Typically, this is because information management systems have not been designed with data protection principles in mind. They tend to be disaggregated, unconnected, and overloaded with personal data, over which insufficient control has been exercised in its processing.

Yet, to quote the view of the UK’s Information Commissioner:


“Given that subject access has been a feature of data protection law since the 1980s, your information management systems should facilitate dealing with SARs. They should allow you to easily locate and extract personal data in response to subject access requests. Systems should be designed to allow for the redaction of third party data where this is deemed necessary. Not only should your systems have the technical capability to search for the information necessary to respond to a SAR, but they should also operate by reference to effective records management policies. For example, it is good practice to have a well-structured fileplan and standard file-naming conventions for electronic documents, and for the retention and deletion of documents to be governed by a clear retention policy. If you are buying a new information management system, you should consider including requirements in the specification about searching and SARs”[8]
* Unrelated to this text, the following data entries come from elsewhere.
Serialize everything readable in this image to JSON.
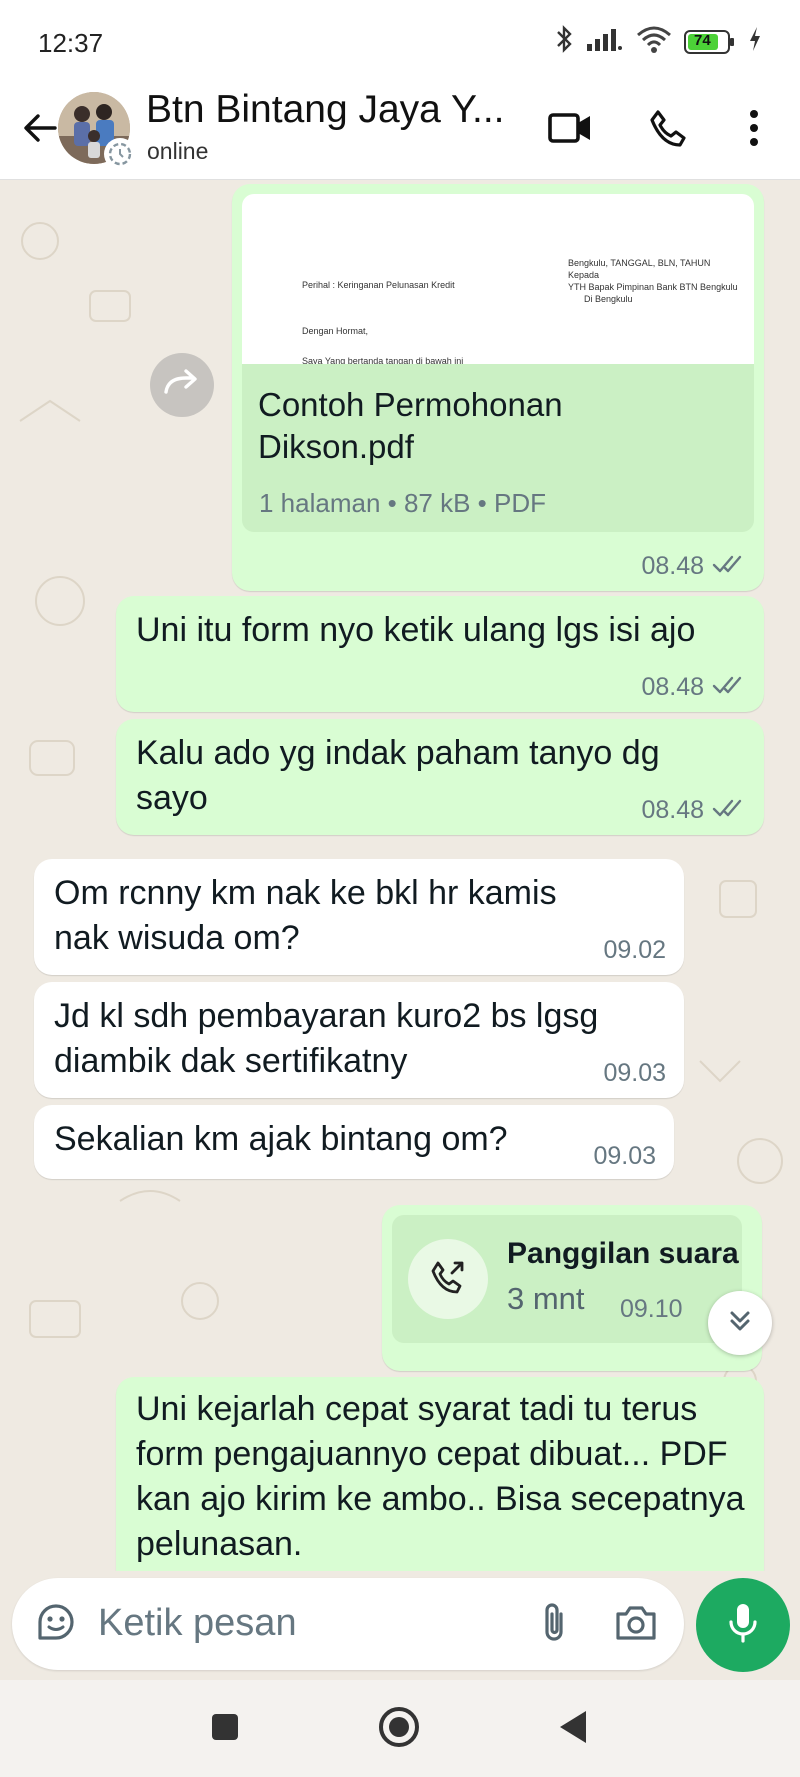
{
  "status_bar": {
    "time": "12:37",
    "battery": "74"
  },
  "header": {
    "contact_name": "Btn Bintang Jaya Y...",
    "contact_status": "online"
  },
  "messages": [
    {
      "type": "document",
      "direction": "outgoing",
      "file_name": "Contoh Permohonan Dikson.pdf",
      "file_meta": "1 halaman • 87 kB • PDF",
      "time": "08.48",
      "preview_lines": [
        "Perihal : Keringanan Pelunasan Kredit",
        "Bengkulu,  TANGGAL, BLN, TAHUN",
        "Kepada",
        "YTH Bapak Pimpinan Bank BTN Bengkulu",
        "Di Bengkulu",
        "Dengan Hormat,",
        "Saya Yang bertanda tangan di bawah ini"
      ]
    },
    {
      "type": "text",
      "direction": "outgoing",
      "text": "Uni itu form nyo ketik ulang lgs isi ajo",
      "time": "08.48"
    },
    {
      "type": "text",
      "direction": "outgoing",
      "text": "Kalu ado yg indak paham tanyo dg sayo",
      "time": "08.48"
    },
    {
      "type": "text",
      "direction": "incoming",
      "text": "Om rcnny km nak ke bkl hr kamis nak wisuda om?",
      "time": "09.02"
    },
    {
      "type": "text",
      "direction": "incoming",
      "text": "Jd kl sdh pembayaran kuro2 bs lgsg diambik dak sertifikatny",
      "time": "09.03"
    },
    {
      "type": "text",
      "direction": "incoming",
      "text": "Sekalian km ajak bintang om?",
      "time": "09.03"
    },
    {
      "type": "call",
      "direction": "outgoing",
      "title": "Panggilan suara",
      "duration": "3 mnt",
      "time": "09.10"
    },
    {
      "type": "text",
      "direction": "outgoing",
      "text": "Uni kejarlah cepat syarat tadi tu terus form pengajuannyo cepat dibuat... PDF kan ajo kirim ke ambo.. Bisa secepatnya pelunasan."
    }
  ],
  "input": {
    "placeholder": "Ketik pesan"
  },
  "icons": {
    "back": "arrow-left-icon",
    "video": "video-call-icon",
    "voice": "phone-icon",
    "menu": "more-vert-icon",
    "forward": "forward-icon",
    "read": "double-check-icon",
    "emoji": "sticker-icon",
    "attach": "paperclip-icon",
    "camera": "camera-icon",
    "mic": "microphone-icon",
    "scroll": "chevron-double-down-icon"
  },
  "colors": {
    "outgoing_bubble": "#d9fdd3",
    "incoming_bubble": "#ffffff",
    "chat_background": "#efeae2",
    "accent_green": "#1daa61",
    "read_ticks": "#667781"
  }
}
Our view is that an effective information management system, of the type identified by the ICO, is critical to an effective data protection programme generally, not just to SARs specifically. However, this does not mean advocating significant investment in new technology. Rather, it means gaining a thorough understanding of the business needs that are fulfilled by its processing of personal data, then establishing a robust data governance framework which facilitates data processing in an aggregated, non-repetitive and efficient way.


In the context of responding to a SAR, this will facilitate:
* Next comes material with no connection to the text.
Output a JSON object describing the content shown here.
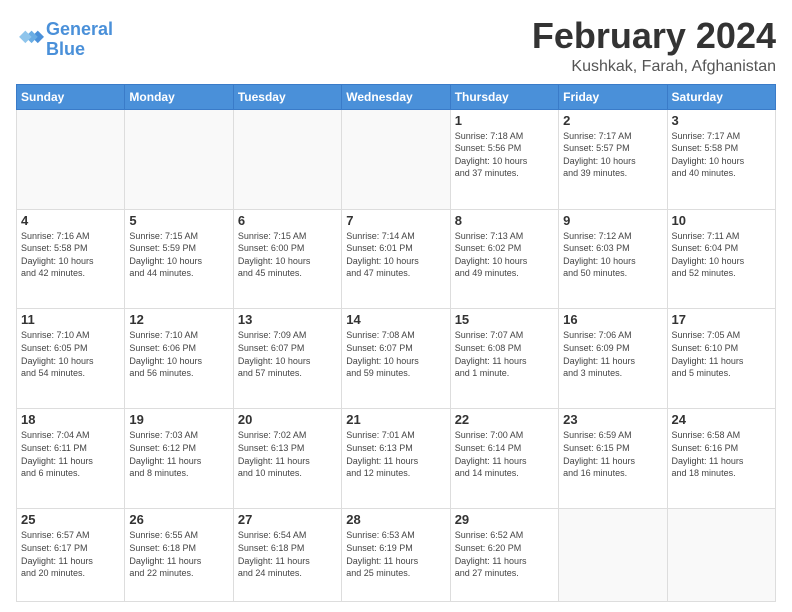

  • identification of where personal data is stored (whether physically or digitally);
  • collation of personal data in a format that responds appropriately to the SAR;
  • a review of the personal data so the information concerning the personal data can be verified, and the impact on the rights and freedoms of others by disclosure of the personal data established;
  • cleansing of the personal data and the removal of items that would adversely affect the rights and freedoms of others; and
  • the rectification or deletion of personal data in an auditable way.

As we approach the implementation date for GDPR, it is time to move from establishing the “what” of GDPR, to the “how”. This means addressing the fundamentals of how GDPR will be implemented within your business through its people, policies, procedures, and systems. In doing so, properly understanding the practical impact of GDPR (and its constituent elements, like subject access rights) on your business will be critical, ensuring a risk-based approach is adopted and longevity is built into the overall GDPR programme. There is no cure to GDPR, but what you do now will dictate the ability of your business to deal with the likely strains of its impact.



[1] This risk has already manifested itself in the financial services industry, and is likely to contaminate other industries given the nature of GDPR.

[2] Durant v Financial Services Authority [2003] EWCA Civ 1746

[3] The ICO’s SAR Code of Practice (20170609) states “a SAR that is made as part of a bulk request has the same legal status as a SAR that is made individually; the purpose for which a SAR is made does not affect its validity, or your duty to respond to it”.

[4] It is acknowledged that not all businesses face this risk in the same way. Consumer businesses face most risk, particularly those whose relationship with the public is poor or where public backlash may be a risk based on particular issues.

[5] (per GDPR, Article 15 (1) (a-h))

[6] For example, if a request is made orally and the identity of the requestor cannot be verified.

[7] As required by GDPR Article 15(3)

[8] ICO’s SAR Code of Practice, at Page 21